#### [ACTIVITY]
Every entry needs to be duplicated exactly.

Page and application data records:
Content starts
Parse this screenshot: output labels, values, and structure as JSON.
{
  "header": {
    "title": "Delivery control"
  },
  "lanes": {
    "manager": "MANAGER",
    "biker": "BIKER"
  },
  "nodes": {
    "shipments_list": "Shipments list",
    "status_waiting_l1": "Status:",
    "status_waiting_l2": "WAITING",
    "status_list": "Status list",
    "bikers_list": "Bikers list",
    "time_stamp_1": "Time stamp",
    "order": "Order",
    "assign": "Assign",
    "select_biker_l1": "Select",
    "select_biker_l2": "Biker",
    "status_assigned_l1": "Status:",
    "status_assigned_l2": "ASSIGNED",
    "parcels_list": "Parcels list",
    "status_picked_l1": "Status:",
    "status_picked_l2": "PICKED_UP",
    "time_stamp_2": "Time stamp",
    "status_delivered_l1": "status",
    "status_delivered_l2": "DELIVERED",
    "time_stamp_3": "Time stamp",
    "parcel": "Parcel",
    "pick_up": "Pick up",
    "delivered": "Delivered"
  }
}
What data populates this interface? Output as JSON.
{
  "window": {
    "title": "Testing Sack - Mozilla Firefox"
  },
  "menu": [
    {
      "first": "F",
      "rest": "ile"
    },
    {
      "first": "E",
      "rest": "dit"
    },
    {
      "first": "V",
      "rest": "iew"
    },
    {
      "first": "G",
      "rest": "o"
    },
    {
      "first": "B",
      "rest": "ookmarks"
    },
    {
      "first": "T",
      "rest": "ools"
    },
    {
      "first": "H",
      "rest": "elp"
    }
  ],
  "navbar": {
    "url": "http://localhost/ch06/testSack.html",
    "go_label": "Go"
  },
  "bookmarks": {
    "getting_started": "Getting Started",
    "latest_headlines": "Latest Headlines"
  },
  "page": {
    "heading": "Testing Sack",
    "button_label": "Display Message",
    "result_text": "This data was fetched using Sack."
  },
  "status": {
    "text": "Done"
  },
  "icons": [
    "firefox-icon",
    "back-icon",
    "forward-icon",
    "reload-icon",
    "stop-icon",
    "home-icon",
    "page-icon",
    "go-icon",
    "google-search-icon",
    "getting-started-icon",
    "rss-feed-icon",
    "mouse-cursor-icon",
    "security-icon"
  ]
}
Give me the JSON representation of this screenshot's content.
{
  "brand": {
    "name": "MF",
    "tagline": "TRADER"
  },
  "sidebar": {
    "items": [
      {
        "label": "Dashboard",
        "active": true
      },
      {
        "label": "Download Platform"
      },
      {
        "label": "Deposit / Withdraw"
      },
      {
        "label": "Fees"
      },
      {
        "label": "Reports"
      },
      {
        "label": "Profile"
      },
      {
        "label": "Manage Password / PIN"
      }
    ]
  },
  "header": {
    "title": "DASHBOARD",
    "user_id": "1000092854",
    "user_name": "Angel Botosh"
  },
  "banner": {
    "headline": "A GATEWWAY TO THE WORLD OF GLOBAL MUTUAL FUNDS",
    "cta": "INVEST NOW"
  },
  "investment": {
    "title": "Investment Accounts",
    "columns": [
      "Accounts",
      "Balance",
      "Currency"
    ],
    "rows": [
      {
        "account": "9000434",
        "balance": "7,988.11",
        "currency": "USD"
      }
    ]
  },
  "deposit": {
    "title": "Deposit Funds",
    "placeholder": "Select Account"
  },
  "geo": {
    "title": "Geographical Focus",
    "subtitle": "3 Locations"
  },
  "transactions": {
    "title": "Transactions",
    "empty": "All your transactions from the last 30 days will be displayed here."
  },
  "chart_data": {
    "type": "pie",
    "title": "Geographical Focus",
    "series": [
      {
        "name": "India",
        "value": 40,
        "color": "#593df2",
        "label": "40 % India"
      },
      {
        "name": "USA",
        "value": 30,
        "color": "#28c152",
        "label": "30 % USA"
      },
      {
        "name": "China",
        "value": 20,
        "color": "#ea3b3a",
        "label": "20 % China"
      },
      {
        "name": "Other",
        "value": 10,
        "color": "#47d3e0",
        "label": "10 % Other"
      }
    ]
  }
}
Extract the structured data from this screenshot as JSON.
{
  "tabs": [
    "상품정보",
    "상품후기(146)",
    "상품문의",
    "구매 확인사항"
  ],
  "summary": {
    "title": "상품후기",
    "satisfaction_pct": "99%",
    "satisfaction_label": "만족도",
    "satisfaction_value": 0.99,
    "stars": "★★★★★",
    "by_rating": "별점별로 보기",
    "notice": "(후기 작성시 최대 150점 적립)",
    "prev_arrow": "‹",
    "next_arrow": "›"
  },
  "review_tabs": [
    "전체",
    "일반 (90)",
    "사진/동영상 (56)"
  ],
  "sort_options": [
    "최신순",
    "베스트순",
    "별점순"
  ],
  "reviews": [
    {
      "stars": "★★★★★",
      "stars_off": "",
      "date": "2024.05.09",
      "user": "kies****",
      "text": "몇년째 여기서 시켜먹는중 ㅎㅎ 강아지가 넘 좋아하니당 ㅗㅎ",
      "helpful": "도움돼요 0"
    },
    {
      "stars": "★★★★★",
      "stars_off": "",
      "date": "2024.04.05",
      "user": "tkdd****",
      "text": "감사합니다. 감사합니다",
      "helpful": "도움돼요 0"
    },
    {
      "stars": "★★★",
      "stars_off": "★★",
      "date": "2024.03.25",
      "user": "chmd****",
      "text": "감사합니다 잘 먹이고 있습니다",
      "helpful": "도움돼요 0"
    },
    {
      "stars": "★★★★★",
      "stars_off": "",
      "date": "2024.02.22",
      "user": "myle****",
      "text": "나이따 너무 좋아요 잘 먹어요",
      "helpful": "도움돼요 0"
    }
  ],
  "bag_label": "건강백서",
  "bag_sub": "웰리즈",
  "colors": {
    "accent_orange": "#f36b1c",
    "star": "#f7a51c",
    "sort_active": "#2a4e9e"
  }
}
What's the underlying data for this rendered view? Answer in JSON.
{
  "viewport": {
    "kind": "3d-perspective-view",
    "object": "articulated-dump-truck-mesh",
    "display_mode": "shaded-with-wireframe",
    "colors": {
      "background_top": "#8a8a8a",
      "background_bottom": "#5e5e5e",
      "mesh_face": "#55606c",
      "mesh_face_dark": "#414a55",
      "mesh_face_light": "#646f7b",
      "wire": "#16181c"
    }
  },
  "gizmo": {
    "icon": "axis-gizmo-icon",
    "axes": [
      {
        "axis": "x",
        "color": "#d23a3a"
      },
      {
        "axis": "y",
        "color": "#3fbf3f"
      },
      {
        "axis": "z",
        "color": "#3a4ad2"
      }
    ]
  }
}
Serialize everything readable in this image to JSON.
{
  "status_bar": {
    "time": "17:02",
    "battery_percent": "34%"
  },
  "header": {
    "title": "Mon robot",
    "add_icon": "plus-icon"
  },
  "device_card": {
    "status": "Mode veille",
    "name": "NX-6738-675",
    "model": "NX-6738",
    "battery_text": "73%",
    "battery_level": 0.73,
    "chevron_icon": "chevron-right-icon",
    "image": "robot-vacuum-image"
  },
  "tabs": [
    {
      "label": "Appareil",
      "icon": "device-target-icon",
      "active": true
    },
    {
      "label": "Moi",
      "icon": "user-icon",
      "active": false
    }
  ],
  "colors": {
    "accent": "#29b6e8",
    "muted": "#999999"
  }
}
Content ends
#### [ANSWER FOR THE TASK]
Parse this screenshot: output labels, values, and structure as JSON.
{
  "header": {
    "title": "Delivery control"
  },
  "lanes": {
    "manager": "MANAGER",
    "biker": "BIKER"
  },
  "nodes": {
    "shipments_list": "Shipments list",
    "status_waiting_l1": "Status:",
    "status_waiting_l2": "WAITING",
    "status_list": "Status list",
    "bikers_list": "Bikers list",
    "time_stamp_1": "Time stamp",
    "order": "Order",
    "assign": "Assign",
    "select_biker_l1": "Select",
    "select_biker_l2": "Biker",
    "status_assigned_l1": "Status:",
    "status_assigned_l2": "ASSIGNED",
    "parcels_list": "Parcels list",
    "status_picked_l1": "Status:",
    "status_picked_l2": "PICKED_UP",
    "time_stamp_2": "Time stamp",
    "status_delivered_l1": "status",
    "status_delivered_l2": "DELIVERED",
    "time_stamp_3": "Time stamp",
    "parcel": "Parcel",
    "pick_up": "Pick up",
    "delivered": "Delivered"
  }
}
What data populates this interface? Output as JSON.
{
  "window": {
    "title": "Testing Sack - Mozilla Firefox"
  },
  "menu": [
    {
      "first": "F",
      "rest": "ile"
    },
    {
      "first": "E",
      "rest": "dit"
    },
    {
      "first": "V",
      "rest": "iew"
    },
    {
      "first": "G",
      "rest": "o"
    },
    {
      "first": "B",
      "rest": "ookmarks"
    },
    {
      "first": "T",
      "rest": "ools"
    },
    {
      "first": "H",
      "rest": "elp"
    }
  ],
  "navbar": {
    "url": "http://localhost/ch06/testSack.html",
    "go_label": "Go"
  },
  "bookmarks": {
    "getting_started": "Getting Started",
    "latest_headlines": "Latest Headlines"
  },
  "page": {
    "heading": "Testing Sack",
    "button_label": "Display Message",
    "result_text": "This data was fetched using Sack."
  },
  "status": {
    "text": "Done"
  },
  "icons": [
    "firefox-icon",
    "back-icon",
    "forward-icon",
    "reload-icon",
    "stop-icon",
    "home-icon",
    "page-icon",
    "go-icon",
    "google-search-icon",
    "getting-started-icon",
    "rss-feed-icon",
    "mouse-cursor-icon",
    "security-icon"
  ]
}
Give me the JSON representation of this screenshot's content.
{
  "brand": {
    "name": "MF",
    "tagline": "TRADER"
  },
  "sidebar": {
    "items": [
      {
        "label": "Dashboard",
        "active": true
      },
      {
        "label": "Download Platform"
      },
      {
        "label": "Deposit / Withdraw"
      },
      {
        "label": "Fees"
      },
      {
        "label": "Reports"
      },
      {
        "label": "Profile"
      },
      {
        "label": "Manage Password / PIN"
      }
    ]
  },
  "header": {
    "title": "DASHBOARD",
    "user_id": "1000092854",
    "user_name": "Angel Botosh"
  },
  "banner": {
    "headline": "A GATEWWAY TO THE WORLD OF GLOBAL MUTUAL FUNDS",
    "cta": "INVEST NOW"
  },
  "investment": {
    "title": "Investment Accounts",
    "columns": [
      "Accounts",
      "Balance",
      "Currency"
    ],
    "rows": [
      {
        "account": "9000434",
        "balance": "7,988.11",
        "currency": "USD"
      }
    ]
  },
  "deposit": {
    "title": "Deposit Funds",
    "placeholder": "Select Account"
  },
  "geo": {
    "title": "Geographical Focus",
    "subtitle": "3 Locations"
  },
  "transactions": {
    "title": "Transactions",
    "empty": "All your transactions from the last 30 days will be displayed here."
  },
  "chart_data": {
    "type": "pie",
    "title": "Geographical Focus",
    "series": [
      {
        "name": "India",
        "value": 40,
        "color": "#593df2",
        "label": "40 % India"
      },
      {
        "name": "USA",
        "value": 30,
        "color": "#28c152",
        "label": "30 % USA"
      },
      {
        "name": "China",
        "value": 20,
        "color": "#ea3b3a",
        "label": "20 % China"
      },
      {
        "name": "Other",
        "value": 10,
        "color": "#47d3e0",
        "label": "10 % Other"
      }
    ]
  }
}
Extract the structured data from this screenshot as JSON.
{
  "tabs": [
    "상품정보",
    "상품후기(146)",
    "상품문의",
    "구매 확인사항"
  ],
  "summary": {
    "title": "상품후기",
    "satisfaction_pct": "99%",
    "satisfaction_label": "만족도",
    "satisfaction_value": 0.99,
    "stars": "★★★★★",
    "by_rating": "별점별로 보기",
    "notice": "(후기 작성시 최대 150점 적립)",
    "prev_arrow": "‹",
    "next_arrow": "›"
  },
  "review_tabs": [
    "전체",
    "일반 (90)",
    "사진/동영상 (56)"
  ],
  "sort_options": [
    "최신순",
    "베스트순",
    "별점순"
  ],
  "reviews": [
    {
      "stars": "★★★★★",
      "stars_off": "",
      "date": "2024.05.09",
      "user": "kies****",
      "text": "몇년째 여기서 시켜먹는중 ㅎㅎ 강아지가 넘 좋아하니당 ㅗㅎ",
      "helpful": "도움돼요 0"
    },
    {
      "stars": "★★★★★",
      "stars_off": "",
      "date": "2024.04.05",
      "user": "tkdd****",
      "text": "감사합니다. 감사합니다",
      "helpful": "도움돼요 0"
    },
    {
      "stars": "★★★",
      "stars_off": "★★",
      "date": "2024.03.25",
      "user": "chmd****",
      "text": "감사합니다 잘 먹이고 있습니다",
      "helpful": "도움돼요 0"
    },
    {
      "stars": "★★★★★",
      "stars_off": "",
      "date": "2024.02.22",
      "user": "myle****",
      "text": "나이따 너무 좋아요 잘 먹어요",
      "helpful": "도움돼요 0"
    }
  ],
  "bag_label": "건강백서",
  "bag_sub": "웰리즈",
  "colors": {
    "accent_orange": "#f36b1c",
    "star": "#f7a51c",
    "sort_active": "#2a4e9e"
  }
}
What's the underlying data for this rendered view? Answer in JSON.
{
  "viewport": {
    "kind": "3d-perspective-view",
    "object": "articulated-dump-truck-mesh",
    "display_mode": "shaded-with-wireframe",
    "colors": {
      "background_top": "#8a8a8a",
      "background_bottom": "#5e5e5e",
      "mesh_face": "#55606c",
      "mesh_face_dark": "#414a55",
      "mesh_face_light": "#646f7b",
      "wire": "#16181c"
    }
  },
  "gizmo": {
    "icon": "axis-gizmo-icon",
    "axes": [
      {
        "axis": "x",
        "color": "#d23a3a"
      },
      {
        "axis": "y",
        "color": "#3fbf3f"
      },
      {
        "axis": "z",
        "color": "#3a4ad2"
      }
    ]
  }
}
Serialize everything readable in this image to JSON.
{
  "status_bar": {
    "time": "17:02",
    "battery_percent": "34%"
  },
  "header": {
    "title": "Mon robot",
    "add_icon": "plus-icon"
  },
  "device_card": {
    "status": "Mode veille",
    "name": "NX-6738-675",
    "model": "NX-6738",
    "battery_text": "73%",
    "battery_level": 0.73,
    "chevron_icon": "chevron-right-icon",
    "image": "robot-vacuum-image"
  },
  "tabs": [
    {
      "label": "Appareil",
      "icon": "device-target-icon",
      "active": true
    },
    {
      "label": "Moi",
      "icon": "user-icon",
      "active": false
    }
  ],
  "colors": {
    "accent": "#29b6e8",
    "muted": "#999999"
  }
}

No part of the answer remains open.